As a result of a joint statement issued by PRC authorities on 20 October 2009, accounting records, including audit working papers, may be the subject of claims of state secrecy under PRC law and that all Hong Kong accountants are required to obtain the consent of the relevant Mainland authorities before handing over any accounting records to regulators like the SFC even if the records are kept in Hong Kong.
However, the SFC said that it had sought the assistance of the relevant authority in the Mainland using its standing arrangements for mutual assistance in investigatory matters.

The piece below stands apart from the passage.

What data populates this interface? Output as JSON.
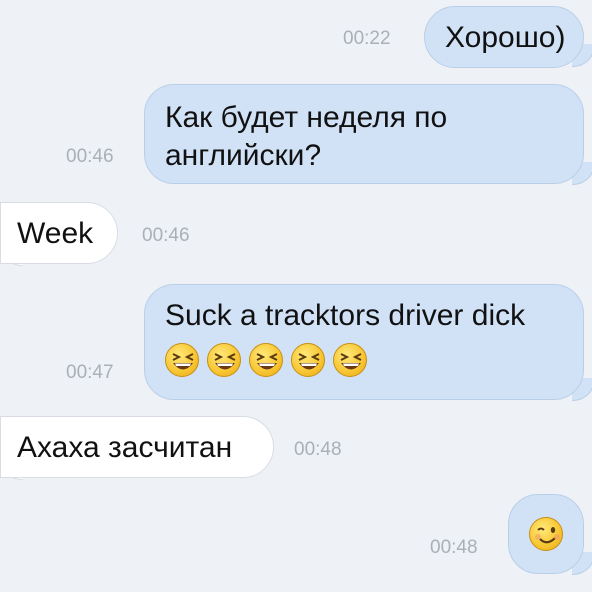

"However, EY Hua Ming also failed to produce the records to the relevant Mainland authority as requested," says the regulator. "Given Ernst & Young was the reporting accountant and EY Hua Ming was Ernst & Young's agent, the failure to produce these records to the relevant Mainland authority on the SFC's request is a matter of serious concern."
The SFC added that it is now working closely with the Mainland authority to gain access to these documents and a date for the first hearing is yet to be set.

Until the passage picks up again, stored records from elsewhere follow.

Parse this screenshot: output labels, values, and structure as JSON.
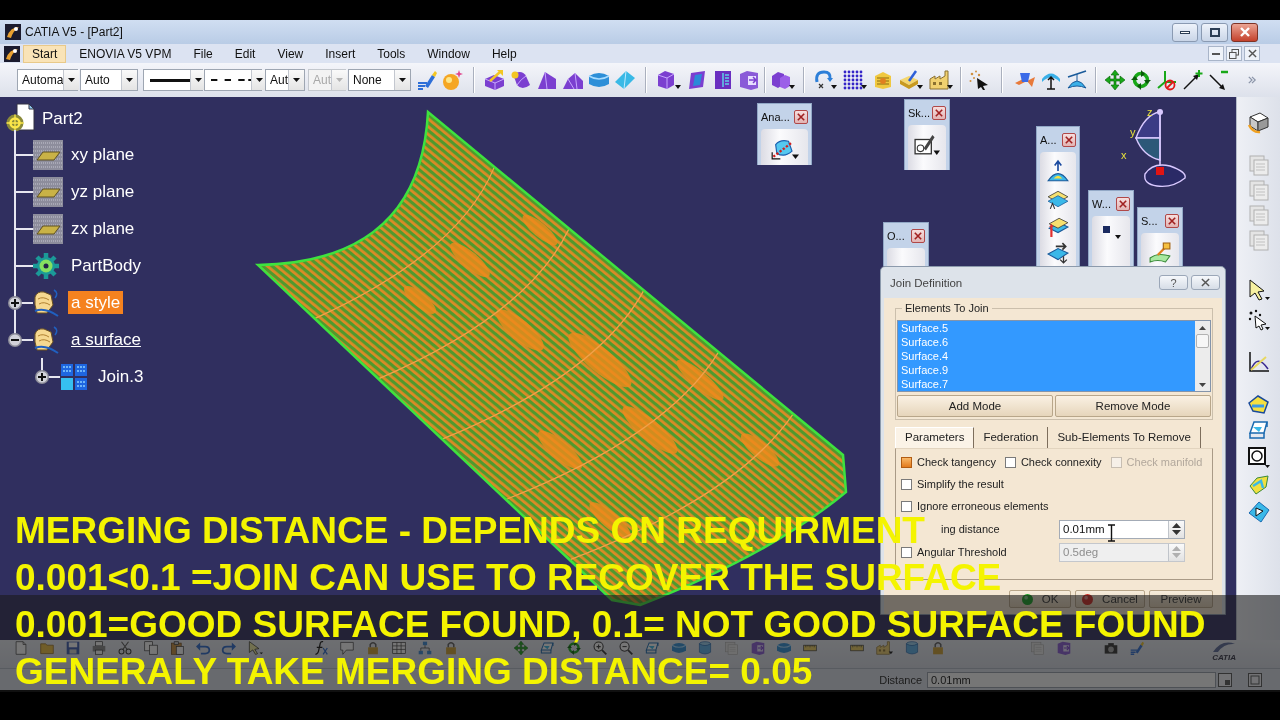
{
  "window": {
    "title": "CATIA V5 - [Part2]"
  },
  "menu_bar": {
    "items": [
      {
        "label": "Start",
        "selected": true
      },
      {
        "label": "ENOVIA V5 VPM",
        "selected": false
      },
      {
        "label": "File",
        "selected": false
      },
      {
        "label": "Edit",
        "selected": false
      },
      {
        "label": "View",
        "selected": false
      },
      {
        "label": "Insert",
        "selected": false
      },
      {
        "label": "Tools",
        "selected": false
      },
      {
        "label": "Window",
        "selected": false
      },
      {
        "label": "Help",
        "selected": false
      }
    ]
  },
  "toolbar": {
    "dropdowns": [
      {
        "kind": "text",
        "value": "Automa",
        "disabled": false
      },
      {
        "kind": "text",
        "value": "Auto",
        "disabled": false
      },
      {
        "kind": "solid",
        "disabled": false
      },
      {
        "kind": "dashed",
        "disabled": false
      },
      {
        "kind": "text",
        "value": "Aut",
        "disabled": false
      },
      {
        "kind": "text",
        "value": "Aut",
        "disabled": true
      },
      {
        "kind": "text",
        "value": "None",
        "disabled": false
      }
    ]
  },
  "tree": {
    "label": "Part2",
    "kind": "part",
    "children": [
      {
        "label": "xy plane",
        "kind": "plane",
        "selected": false,
        "in_work": false
      },
      {
        "label": "yz plane",
        "kind": "plane",
        "selected": false,
        "in_work": false
      },
      {
        "label": "zx plane",
        "kind": "plane",
        "selected": false,
        "in_work": false
      },
      {
        "label": "PartBody",
        "kind": "body",
        "selected": false,
        "in_work": false
      },
      {
        "label": "a style",
        "kind": "set",
        "expanded": false,
        "selected": true,
        "in_work": false
      },
      {
        "label": "a surface",
        "kind": "set",
        "expanded": true,
        "selected": false,
        "in_work": true,
        "children": [
          {
            "label": "Join.3",
            "kind": "join",
            "expanded": false,
            "selected": false,
            "in_work": false
          }
        ]
      }
    ]
  },
  "floating_toolbars": [
    {
      "title": "Ana..."
    },
    {
      "title": "Sk..."
    },
    {
      "title": "O..."
    },
    {
      "title": "A..."
    },
    {
      "title": "W..."
    },
    {
      "title": "S..."
    }
  ],
  "compass": {
    "labels": [
      "z",
      "y",
      "x"
    ]
  },
  "dialog": {
    "title": "Join Definition",
    "help_button": "?",
    "elements": {
      "title": "Elements To Join",
      "items": [
        {
          "label": "Surface.5",
          "selected": true
        },
        {
          "label": "Surface.6",
          "selected": true
        },
        {
          "label": "Surface.4",
          "selected": true
        },
        {
          "label": "Surface.9",
          "selected": true
        },
        {
          "label": "Surface.7",
          "selected": true
        }
      ]
    },
    "mode_buttons": [
      "Add Mode",
      "Remove Mode"
    ],
    "tabs": [
      {
        "label": "Parameters",
        "selected": true
      },
      {
        "label": "Federation",
        "selected": false
      },
      {
        "label": "Sub-Elements To Remove",
        "selected": false
      }
    ],
    "options": [
      [
        {
          "label": "Check tangency",
          "checked": true,
          "disabled": false
        },
        {
          "label": "Check connexity",
          "checked": false,
          "disabled": false
        },
        {
          "label": "Check manifold",
          "checked": false,
          "disabled": true
        }
      ],
      [
        {
          "label": "Simplify the result",
          "checked": false,
          "disabled": false
        }
      ],
      [
        {
          "label": "Ignore erroneous elements",
          "checked": false,
          "disabled": false
        }
      ]
    ],
    "merging_distance": {
      "label": "ing distance",
      "value": "0.01mm",
      "disabled": false
    },
    "angular_threshold": {
      "label": "Angular Threshold",
      "checked": false,
      "value": "0.5deg",
      "disabled": true
    },
    "buttons": [
      {
        "label": "OK",
        "kind": "ok"
      },
      {
        "label": "Cancel",
        "kind": "cancel"
      },
      {
        "label": "Preview",
        "kind": "plain"
      }
    ]
  },
  "bottom_toolbar": {
    "logo_text": "CATIA"
  },
  "status_bar": {
    "label": "Distance",
    "value": "0.01mm"
  },
  "captions": [
    "MERGING DISTANCE - DEPENDS ON REQUIRMENT",
    "0.001<0.1 =JOIN CAN USE TO RECOVER THE SURFACE",
    "0.001=GOOD SURFACE FOUND, 0.1= NOT GOOD SURFACE FOUND",
    "GENERALY TAKE MERGING DISTANCE= 0.05"
  ]
}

E&Y released the following statement to the IBTimes UK:
"Ernst & Young performed IPO audit work for Standard Water in 2009 and resigned in March 2010. We did not issue an accountant's report for the IPO. The Hong Kong SFC requested workpapers from E&Y in relation to our work on Standard Water. We understand our obligations with the SFC and endeavour to fully comply, while also meeting our compliance obligations with Mainland China's laws and regulations."
"E&Y supports close working relationships between Hong Kong and mainland China audit regulators on matters of public interest. We will work closely with the relevant regulators, and trust that there will be a quick resolution to enable our full compliance with applicable laws and regulations."
"As legal proceedings are underway, it would be inappropriate for us to comment further."
China Stock Scandals
The domestic Chinese stock market has been viewed as largely risky and its bond market is seen as underdeveloped compared to the West.
Abroad, Chinese mainland companied listed the US have been marred by stock scandals over the last few years, which has rocked investor confidence and have led to regulatory probes and audit reviews.
In July, a company that has been synonymous with China stock scandals, Sino-Forest Corp, said it terminated a proposed asset sale, in favour of a plan that will result in the company's creditors acquiring all of its forestry assets.
Last year, the company's shares tanked after a short-seller accused it of exaggerating the size of its forestry assets and the forestry group's stock has since been de-listed by the Toronto Stock Exchange.
One of Canada's main securities regulators, the Ontario Securities Commission have recently charged the company and some of its former executives with fraud.
In the case of Chinese computer company Longtop Financial Technologies, Deloitte Shanghai is fighting a request from US regulator Securities and Exchange Commission (SEC) to hand over its audit work papers by also citing Chinese secrecy laws.
However, in July, the SEC asked a US federal court to postpone that case for six months while it tried to work out an arrangement with Chinese regulators to get audit documents, which is a hurdle many regulators face.
The U.S. Public Company Accounting Oversight Board, which regulates auditors of U.S.-listed companies, has also been negotiating with Chinese authorities to be allowed to inspect audit firms in China and look at their work papers. PCAOB Chairman Jim Doty has said that some resolution to that stalemate needs to come this year.